On Tuesday, November 22, District Judge Amos Mazzant III of United States District Court, Eastern District of Texas, Sherman Division, granted an Emergency Motion for Preliminary Injunction and thereby enjoined the Department of Labor from implementing and enforcing its Overtime Final Rule nationally, pending further order by the court. Siding with the 21 states and business owners who brought the suit, the court said employers currently do not need to comply by the original December 1, 2016, effective date.
The Obama administration rule would have extended overtime eligibility to 4 million Americans who earn less than $47,476 a year, a threshold roughly twice as high as the current one.
With Republicans controlling both houses of Congress and the Trump administration set to take office in January, the rule’s legality may never be determined by the court. Most industry experts anticipate that President Trump will reverse the rule before a final decision is rendered by Judge Mazzant.
According to an NPR story, business owners who were prepared to comply with the rule starting this week are now waiting to see what happens next.

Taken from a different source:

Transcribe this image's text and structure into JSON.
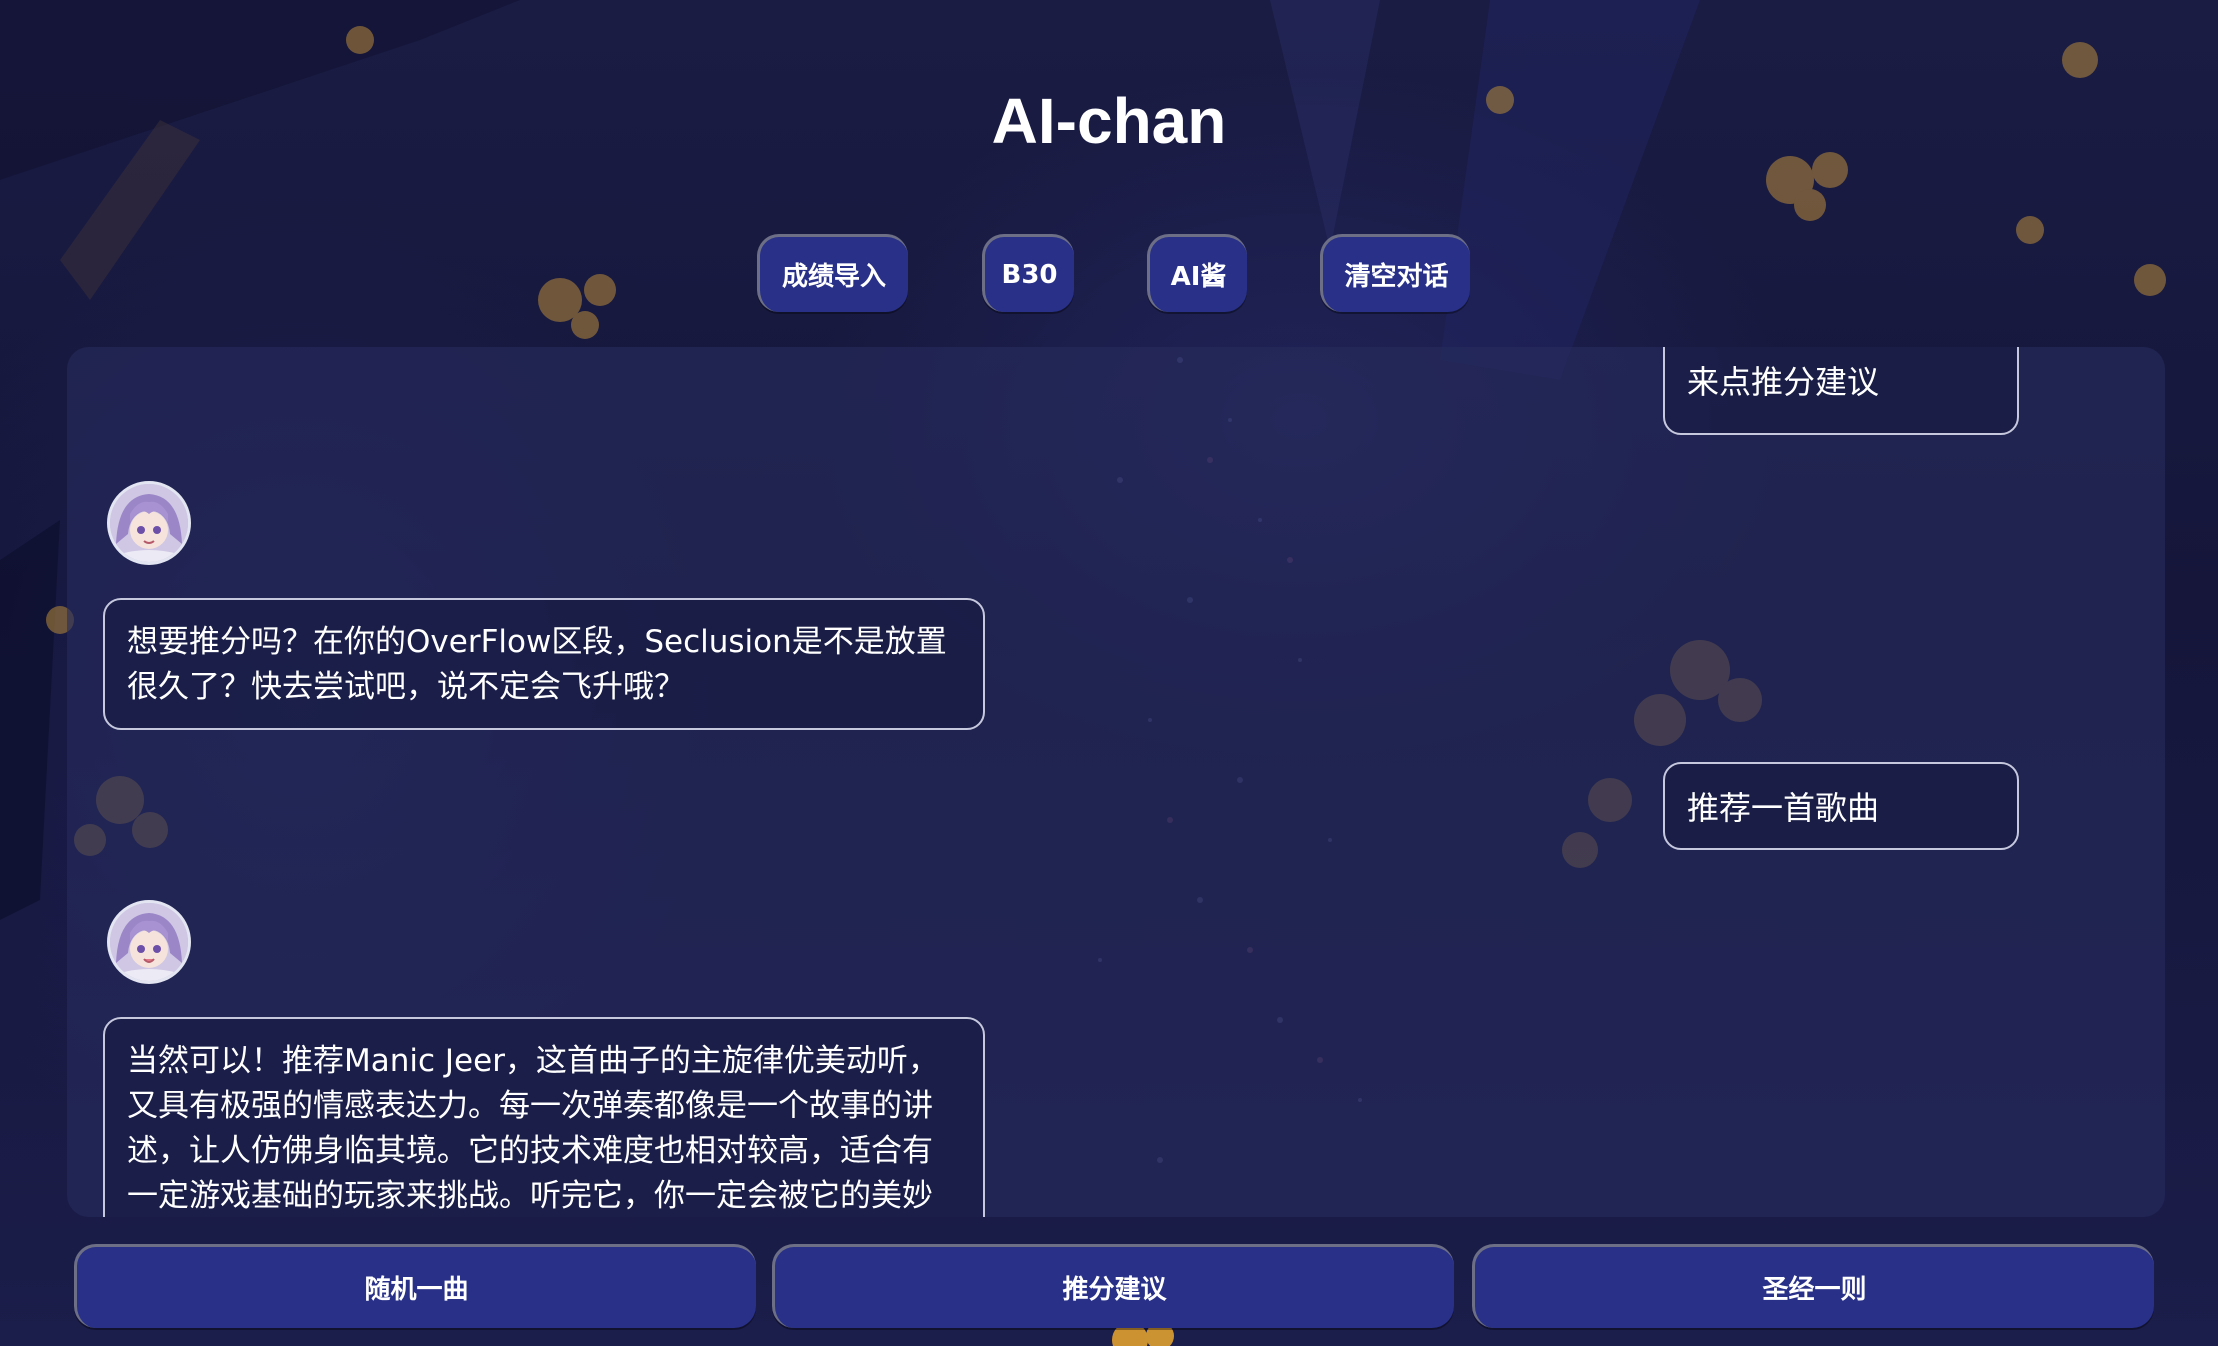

Per a DOL website, the Overtime Final Rule focuses primarily on updating the salary and compensation levels needed for Executive, Administrative and Professional workers to be exempt. Specifically, the Final Rule sets the standard salary level at the 40th percentile of earnings of full-time salaried workers in the lowest-wage Census Region, currently the South ($913 per week; $47,476 annually for a full-year worker).